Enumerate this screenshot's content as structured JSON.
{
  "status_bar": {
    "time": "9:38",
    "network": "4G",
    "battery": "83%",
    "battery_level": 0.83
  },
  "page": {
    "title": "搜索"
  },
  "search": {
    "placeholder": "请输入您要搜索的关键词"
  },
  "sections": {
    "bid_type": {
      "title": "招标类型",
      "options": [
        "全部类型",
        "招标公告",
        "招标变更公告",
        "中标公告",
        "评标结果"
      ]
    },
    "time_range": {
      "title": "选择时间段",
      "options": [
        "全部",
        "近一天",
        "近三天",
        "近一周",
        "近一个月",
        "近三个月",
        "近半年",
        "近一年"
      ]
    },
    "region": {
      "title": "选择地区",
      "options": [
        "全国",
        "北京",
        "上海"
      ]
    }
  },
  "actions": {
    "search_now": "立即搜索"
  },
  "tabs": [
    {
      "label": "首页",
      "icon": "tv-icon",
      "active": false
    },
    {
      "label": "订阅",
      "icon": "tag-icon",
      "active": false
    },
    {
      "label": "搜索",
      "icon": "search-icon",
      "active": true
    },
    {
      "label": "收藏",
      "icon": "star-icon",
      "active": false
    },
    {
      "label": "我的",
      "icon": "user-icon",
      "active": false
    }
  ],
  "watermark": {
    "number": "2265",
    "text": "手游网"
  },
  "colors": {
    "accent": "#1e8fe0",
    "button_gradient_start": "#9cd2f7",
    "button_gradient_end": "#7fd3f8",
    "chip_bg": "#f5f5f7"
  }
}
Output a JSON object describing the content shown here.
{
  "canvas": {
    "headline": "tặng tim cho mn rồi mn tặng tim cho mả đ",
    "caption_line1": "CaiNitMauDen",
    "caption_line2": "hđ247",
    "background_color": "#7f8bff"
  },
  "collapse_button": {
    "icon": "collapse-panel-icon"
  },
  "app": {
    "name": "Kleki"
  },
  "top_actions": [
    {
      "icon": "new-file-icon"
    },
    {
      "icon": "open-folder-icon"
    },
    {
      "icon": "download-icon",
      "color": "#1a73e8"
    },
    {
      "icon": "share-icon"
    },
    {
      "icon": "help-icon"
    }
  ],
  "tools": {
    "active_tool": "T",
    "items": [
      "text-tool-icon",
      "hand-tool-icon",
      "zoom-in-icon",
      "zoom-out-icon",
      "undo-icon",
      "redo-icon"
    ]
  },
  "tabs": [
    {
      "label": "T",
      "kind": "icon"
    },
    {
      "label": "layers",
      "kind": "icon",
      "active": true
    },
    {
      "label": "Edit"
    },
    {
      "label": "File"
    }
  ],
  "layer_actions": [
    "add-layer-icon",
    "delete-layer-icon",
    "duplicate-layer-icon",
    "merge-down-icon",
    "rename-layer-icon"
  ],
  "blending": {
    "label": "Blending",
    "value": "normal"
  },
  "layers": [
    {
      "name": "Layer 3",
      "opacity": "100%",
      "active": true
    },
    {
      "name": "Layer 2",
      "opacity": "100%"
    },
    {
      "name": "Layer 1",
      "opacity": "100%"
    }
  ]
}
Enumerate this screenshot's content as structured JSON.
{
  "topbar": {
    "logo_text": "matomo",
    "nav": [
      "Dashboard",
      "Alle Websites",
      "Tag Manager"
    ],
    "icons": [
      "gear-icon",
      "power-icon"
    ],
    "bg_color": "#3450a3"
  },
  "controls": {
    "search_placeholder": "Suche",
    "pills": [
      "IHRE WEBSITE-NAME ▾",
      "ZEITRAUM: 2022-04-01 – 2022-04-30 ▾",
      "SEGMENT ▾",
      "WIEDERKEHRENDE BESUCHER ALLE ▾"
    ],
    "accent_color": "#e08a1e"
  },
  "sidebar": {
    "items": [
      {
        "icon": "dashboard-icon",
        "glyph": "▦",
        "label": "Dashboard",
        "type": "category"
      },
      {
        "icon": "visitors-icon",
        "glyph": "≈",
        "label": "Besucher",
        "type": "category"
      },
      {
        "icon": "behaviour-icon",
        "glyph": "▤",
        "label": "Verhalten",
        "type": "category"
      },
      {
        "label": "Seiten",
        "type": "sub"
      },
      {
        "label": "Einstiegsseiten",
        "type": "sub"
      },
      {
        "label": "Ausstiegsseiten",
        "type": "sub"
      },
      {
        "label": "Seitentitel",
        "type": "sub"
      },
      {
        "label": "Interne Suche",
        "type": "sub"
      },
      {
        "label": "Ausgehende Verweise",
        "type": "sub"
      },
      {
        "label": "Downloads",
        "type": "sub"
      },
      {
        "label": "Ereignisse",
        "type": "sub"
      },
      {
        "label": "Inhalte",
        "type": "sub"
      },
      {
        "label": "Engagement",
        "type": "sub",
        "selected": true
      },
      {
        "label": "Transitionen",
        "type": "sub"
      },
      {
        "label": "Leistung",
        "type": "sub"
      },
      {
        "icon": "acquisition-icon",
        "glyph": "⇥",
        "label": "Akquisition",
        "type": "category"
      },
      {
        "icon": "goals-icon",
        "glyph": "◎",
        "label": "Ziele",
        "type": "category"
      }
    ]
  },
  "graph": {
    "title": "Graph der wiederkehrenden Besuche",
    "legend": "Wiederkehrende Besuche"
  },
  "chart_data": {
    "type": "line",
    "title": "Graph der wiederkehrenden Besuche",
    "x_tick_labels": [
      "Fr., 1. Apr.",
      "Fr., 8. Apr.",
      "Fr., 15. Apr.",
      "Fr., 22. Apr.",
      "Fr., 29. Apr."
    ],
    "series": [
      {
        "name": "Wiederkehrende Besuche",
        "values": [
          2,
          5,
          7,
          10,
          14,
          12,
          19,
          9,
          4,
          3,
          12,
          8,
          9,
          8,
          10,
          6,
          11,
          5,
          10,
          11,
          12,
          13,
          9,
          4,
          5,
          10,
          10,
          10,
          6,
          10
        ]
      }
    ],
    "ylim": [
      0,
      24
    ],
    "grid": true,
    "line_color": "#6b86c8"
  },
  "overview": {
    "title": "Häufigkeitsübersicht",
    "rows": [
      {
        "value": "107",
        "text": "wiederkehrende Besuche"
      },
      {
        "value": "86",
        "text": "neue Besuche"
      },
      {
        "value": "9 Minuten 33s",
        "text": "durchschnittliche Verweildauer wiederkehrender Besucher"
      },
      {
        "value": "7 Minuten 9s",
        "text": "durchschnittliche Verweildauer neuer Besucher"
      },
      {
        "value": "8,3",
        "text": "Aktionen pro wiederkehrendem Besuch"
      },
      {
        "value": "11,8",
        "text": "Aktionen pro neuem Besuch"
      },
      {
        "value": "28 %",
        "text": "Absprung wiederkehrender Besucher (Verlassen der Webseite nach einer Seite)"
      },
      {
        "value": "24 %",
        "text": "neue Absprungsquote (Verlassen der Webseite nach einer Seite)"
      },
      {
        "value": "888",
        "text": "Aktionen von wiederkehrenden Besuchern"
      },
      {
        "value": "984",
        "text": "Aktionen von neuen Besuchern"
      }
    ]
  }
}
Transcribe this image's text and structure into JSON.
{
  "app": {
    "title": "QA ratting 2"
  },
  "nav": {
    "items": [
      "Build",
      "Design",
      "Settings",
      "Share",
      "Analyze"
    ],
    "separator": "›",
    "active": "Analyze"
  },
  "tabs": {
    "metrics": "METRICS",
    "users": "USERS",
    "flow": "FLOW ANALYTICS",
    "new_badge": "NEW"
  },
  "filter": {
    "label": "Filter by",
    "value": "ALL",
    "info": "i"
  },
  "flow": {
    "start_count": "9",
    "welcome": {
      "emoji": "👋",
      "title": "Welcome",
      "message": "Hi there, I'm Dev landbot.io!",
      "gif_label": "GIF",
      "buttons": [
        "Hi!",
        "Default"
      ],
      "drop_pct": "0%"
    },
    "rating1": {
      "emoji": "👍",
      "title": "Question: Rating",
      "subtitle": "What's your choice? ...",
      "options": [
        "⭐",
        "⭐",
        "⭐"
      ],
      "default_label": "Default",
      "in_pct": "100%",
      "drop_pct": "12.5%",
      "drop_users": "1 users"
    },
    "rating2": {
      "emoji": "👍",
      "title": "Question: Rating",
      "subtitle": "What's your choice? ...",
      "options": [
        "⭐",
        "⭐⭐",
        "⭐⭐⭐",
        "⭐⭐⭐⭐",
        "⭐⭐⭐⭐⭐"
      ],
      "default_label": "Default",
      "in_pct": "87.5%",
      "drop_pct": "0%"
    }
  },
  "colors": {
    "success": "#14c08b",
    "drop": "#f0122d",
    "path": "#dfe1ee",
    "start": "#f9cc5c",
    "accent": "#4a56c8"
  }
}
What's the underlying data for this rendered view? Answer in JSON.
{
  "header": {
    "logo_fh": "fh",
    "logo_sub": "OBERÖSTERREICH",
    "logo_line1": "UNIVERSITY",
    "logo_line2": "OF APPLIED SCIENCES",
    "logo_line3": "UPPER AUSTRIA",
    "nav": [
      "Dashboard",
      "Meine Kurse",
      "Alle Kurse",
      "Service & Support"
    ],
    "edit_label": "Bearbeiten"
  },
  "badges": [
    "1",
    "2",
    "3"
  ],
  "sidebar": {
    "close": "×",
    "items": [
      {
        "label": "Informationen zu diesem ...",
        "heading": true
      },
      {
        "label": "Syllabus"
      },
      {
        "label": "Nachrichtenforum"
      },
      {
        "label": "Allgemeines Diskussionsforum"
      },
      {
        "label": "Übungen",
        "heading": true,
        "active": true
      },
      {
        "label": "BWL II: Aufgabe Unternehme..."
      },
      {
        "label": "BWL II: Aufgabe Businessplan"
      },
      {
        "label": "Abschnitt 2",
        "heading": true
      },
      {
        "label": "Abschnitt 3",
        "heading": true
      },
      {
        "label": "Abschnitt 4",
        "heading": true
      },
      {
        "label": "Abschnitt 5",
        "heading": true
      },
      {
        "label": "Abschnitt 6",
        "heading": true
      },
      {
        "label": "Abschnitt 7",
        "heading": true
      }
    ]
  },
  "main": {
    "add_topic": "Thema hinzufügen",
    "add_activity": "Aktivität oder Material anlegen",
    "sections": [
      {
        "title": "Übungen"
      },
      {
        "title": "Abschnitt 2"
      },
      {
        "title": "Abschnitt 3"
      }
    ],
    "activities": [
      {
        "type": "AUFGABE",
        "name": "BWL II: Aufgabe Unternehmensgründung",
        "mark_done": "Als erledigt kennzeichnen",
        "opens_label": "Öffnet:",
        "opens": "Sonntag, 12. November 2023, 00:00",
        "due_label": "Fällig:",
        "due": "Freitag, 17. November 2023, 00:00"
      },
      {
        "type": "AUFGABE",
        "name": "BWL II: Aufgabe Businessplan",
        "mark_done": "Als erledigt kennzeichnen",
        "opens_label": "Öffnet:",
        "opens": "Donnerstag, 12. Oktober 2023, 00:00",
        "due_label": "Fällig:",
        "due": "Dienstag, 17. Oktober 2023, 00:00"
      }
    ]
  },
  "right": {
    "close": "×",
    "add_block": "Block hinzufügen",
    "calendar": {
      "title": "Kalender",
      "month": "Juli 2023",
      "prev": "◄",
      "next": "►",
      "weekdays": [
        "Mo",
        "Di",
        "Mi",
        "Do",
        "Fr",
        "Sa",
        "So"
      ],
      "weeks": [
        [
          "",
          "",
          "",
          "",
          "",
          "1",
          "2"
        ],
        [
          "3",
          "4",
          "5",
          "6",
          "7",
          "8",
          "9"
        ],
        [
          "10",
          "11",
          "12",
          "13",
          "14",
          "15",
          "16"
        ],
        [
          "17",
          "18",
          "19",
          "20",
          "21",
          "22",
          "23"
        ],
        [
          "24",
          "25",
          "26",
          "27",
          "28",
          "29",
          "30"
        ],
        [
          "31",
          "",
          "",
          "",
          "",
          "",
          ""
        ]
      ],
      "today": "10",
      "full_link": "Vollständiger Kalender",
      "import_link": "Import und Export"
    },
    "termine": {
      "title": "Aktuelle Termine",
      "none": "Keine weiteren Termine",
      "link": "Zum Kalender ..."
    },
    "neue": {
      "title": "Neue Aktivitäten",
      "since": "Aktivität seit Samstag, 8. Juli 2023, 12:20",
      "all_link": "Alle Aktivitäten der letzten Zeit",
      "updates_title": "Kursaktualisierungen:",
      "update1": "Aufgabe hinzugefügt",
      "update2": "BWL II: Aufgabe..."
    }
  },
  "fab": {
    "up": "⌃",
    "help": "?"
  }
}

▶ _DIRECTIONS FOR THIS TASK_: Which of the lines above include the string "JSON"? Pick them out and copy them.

▶ _OUTPUT OF THE EXERCISE_:
Enumerate this screenshot's content as structured JSON.
Output a JSON object describing the content shown here.
Enumerate this screenshot's content as structured JSON.
Transcribe this image's text and structure into JSON.
What's the underlying data for this rendered view? Answer in JSON.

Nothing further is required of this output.